Why Sheffield United should have signed Kieffer Moore

Sheffield United should have signed Kieffer Moore in the final week of the summer transfer window. Instead, they are now relying on Oli McBurnie to stay available in order for them to have a presence at the top of the pitch.

Against Newcastle United, we saw exactly why it’s important to have someone capable of holding the ball up like McBurnie. United’s number nine was unavailable for the match last Sunday after receiving a strange second yellow card in the game before against Spurs.

There were some questionable decisions against the Magpies in the 8-0 defeat, and arguably the first three goals shouldn’t have happened due to poor officiating. But, the defence had an abysmal game making error after error and they got punished for it.

When in possession, it was noticeable that Sheffield United had no idea what to do with the ball; whenever they knocked the ball long towards Cameron Archer, it was obviously going to come straight back. Therefore, the Blades attempted to pick up second and third balls, though, often they were beaten by a far more energetic midfield.

Then they became reluctant to go direct, so they decided to try and play through the thirds – that didn’t go to plan either with simple passes being misplaced straight to Newcastle forwards.

We can point fingers at the defence being shocking and the midfield being overrun. The bigger picture is: not having McBurnie impacted that performance and result far more than people realise. Having already put in “backs to the wall” performances against Manchester City and Spurs, it doesn’t take a rocket scientist to figure out McBurnie gave Sheffield United’s defence some relief, because he was always available for the direct pass where he can hold up the ball momentarily and win freekicks.
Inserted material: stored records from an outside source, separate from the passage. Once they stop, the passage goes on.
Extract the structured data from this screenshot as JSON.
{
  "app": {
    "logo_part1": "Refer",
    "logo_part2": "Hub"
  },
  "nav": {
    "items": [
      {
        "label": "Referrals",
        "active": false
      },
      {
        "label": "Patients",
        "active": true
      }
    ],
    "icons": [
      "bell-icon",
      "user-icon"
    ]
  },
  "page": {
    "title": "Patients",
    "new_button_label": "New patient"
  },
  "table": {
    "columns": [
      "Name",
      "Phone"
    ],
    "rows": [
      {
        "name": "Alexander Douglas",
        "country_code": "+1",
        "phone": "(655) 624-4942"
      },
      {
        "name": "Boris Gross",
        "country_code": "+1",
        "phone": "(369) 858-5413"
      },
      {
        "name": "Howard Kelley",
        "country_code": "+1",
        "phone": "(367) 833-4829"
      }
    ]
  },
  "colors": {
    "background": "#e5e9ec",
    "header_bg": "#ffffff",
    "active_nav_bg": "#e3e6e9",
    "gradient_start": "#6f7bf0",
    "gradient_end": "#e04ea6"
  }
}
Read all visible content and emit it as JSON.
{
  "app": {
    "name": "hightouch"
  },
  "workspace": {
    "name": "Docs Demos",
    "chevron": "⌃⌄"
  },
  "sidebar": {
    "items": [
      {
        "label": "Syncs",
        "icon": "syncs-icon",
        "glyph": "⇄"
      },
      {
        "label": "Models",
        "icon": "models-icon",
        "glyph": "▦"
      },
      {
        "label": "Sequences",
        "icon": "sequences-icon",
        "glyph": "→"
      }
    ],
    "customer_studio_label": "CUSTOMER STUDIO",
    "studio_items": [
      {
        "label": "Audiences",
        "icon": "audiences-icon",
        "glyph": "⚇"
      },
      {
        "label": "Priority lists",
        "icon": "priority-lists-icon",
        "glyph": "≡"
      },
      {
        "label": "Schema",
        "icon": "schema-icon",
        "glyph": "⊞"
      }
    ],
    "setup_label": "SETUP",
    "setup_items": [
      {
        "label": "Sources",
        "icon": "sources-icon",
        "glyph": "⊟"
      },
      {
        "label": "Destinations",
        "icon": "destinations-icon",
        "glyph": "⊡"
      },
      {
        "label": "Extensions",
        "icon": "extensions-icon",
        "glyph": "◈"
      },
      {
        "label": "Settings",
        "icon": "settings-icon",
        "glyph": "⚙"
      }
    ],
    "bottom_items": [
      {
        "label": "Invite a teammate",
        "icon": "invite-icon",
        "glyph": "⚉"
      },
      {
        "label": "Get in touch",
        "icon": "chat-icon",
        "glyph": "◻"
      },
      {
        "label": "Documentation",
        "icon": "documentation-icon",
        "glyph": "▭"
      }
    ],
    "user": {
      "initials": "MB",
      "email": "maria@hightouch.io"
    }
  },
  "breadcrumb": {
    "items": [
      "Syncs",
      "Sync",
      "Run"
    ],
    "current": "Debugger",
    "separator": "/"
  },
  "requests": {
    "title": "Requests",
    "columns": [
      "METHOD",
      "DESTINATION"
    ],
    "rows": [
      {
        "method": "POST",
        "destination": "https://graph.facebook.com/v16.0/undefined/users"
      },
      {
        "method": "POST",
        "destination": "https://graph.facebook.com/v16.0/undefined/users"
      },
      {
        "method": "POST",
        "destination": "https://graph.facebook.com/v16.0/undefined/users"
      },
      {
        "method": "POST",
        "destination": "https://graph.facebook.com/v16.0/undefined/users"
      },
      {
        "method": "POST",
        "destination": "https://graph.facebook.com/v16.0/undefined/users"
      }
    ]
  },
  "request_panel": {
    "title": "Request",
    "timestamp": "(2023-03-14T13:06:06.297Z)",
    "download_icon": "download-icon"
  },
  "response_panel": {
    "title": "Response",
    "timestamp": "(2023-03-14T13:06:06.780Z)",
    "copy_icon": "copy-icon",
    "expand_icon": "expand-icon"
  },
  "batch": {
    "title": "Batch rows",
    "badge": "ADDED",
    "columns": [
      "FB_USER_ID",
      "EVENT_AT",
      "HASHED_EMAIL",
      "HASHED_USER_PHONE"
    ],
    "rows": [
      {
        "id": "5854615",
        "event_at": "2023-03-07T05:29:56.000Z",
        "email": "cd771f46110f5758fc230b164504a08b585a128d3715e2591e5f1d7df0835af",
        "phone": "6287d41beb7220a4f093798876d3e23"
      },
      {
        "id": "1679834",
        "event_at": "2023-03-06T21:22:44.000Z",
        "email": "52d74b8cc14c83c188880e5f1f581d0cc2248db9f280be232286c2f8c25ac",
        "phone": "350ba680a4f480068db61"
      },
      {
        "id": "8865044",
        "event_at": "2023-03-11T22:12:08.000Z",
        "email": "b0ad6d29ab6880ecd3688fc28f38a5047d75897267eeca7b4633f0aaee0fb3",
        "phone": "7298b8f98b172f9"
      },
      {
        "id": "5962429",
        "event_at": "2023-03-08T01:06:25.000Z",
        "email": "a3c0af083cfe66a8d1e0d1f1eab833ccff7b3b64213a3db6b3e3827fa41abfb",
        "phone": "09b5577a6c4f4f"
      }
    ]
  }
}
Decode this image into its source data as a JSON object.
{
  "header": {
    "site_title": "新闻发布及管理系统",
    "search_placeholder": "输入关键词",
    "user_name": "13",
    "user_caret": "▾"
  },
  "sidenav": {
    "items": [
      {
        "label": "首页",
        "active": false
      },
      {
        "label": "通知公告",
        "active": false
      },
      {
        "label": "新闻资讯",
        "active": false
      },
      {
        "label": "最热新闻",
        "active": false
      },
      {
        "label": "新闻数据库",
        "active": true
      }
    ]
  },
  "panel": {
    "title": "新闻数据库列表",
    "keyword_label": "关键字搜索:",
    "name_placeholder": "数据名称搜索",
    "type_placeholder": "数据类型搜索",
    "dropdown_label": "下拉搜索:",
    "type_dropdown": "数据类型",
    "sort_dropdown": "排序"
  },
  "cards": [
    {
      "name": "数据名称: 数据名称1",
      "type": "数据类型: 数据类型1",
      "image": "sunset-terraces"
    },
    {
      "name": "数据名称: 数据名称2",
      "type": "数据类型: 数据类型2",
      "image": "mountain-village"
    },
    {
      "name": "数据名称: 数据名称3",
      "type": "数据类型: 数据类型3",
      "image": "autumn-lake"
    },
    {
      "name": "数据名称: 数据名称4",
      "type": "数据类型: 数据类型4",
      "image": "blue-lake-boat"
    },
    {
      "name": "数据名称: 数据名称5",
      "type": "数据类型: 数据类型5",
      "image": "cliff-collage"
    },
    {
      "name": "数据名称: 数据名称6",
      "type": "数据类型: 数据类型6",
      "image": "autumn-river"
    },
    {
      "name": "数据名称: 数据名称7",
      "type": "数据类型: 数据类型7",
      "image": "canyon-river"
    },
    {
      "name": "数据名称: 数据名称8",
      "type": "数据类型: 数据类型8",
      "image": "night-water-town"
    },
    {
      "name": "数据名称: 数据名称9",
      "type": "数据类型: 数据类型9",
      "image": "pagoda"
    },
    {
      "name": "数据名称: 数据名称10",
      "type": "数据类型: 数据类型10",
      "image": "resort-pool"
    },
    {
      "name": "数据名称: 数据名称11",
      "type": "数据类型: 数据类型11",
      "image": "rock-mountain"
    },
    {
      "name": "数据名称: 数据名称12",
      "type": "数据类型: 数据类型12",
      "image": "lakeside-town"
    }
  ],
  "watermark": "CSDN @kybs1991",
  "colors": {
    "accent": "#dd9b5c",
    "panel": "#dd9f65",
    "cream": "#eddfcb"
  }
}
The Scottish international is in the 96th percentile in aerial duels won across the elite leagues and European competitions, registering 6.82 per 90, coming in at a 50% win rate [FBref]. McBurnie’s strength and battling mentality helps the Blades gain possession in a high field position. Whereas without him, the longer passes out of defence result in the opposition regaining the ball and reloading a dangerous attack, resulting in constant pressure on the Blades goal.

McBurnie averages 1.5 fouls drawn per 90, although this isn’t a high number, at least he has the ability to use his body to draw a defender into fouling him. Thus giving United a chance to get up the pitch.

Why Kieffer Moore should’ve been signed

Forget all this “we’ve got no money”, Moore wouldn’t exactly have cost a bucket load to sign, and his wages wouldn’t be high either.

Before the transfer deadline, I urged the Blades to sign Kieffer Moore, here’s why:

Moore would give the Blades almost a carbon copy of what McBurnie offers United. I would say the big difference is Moore is more of a traditional target man than McBurnie is, whereas McBurnie is a modern day version of that.

The Welsh international ranks in the 91st percentile in aerial duels won across elite leagues and European competitions, registering 4.87 per 90 [FBref]. In that regard McBurnie’s numbers are slightly better. Incidentally, Moore has a higher aerial win percentage coming in at 55% as opposed to McBurnie’s 50%.

Additionally, Moore draws more fouls than McBurnie does, having 1.78 fouls drawn per 90 – ranking in the 74th percentile as opposed to McBurnie ranking in the 52nd percentile.





Tags Bournemouth Kieffer Moore Oli McBurnie Sheffield United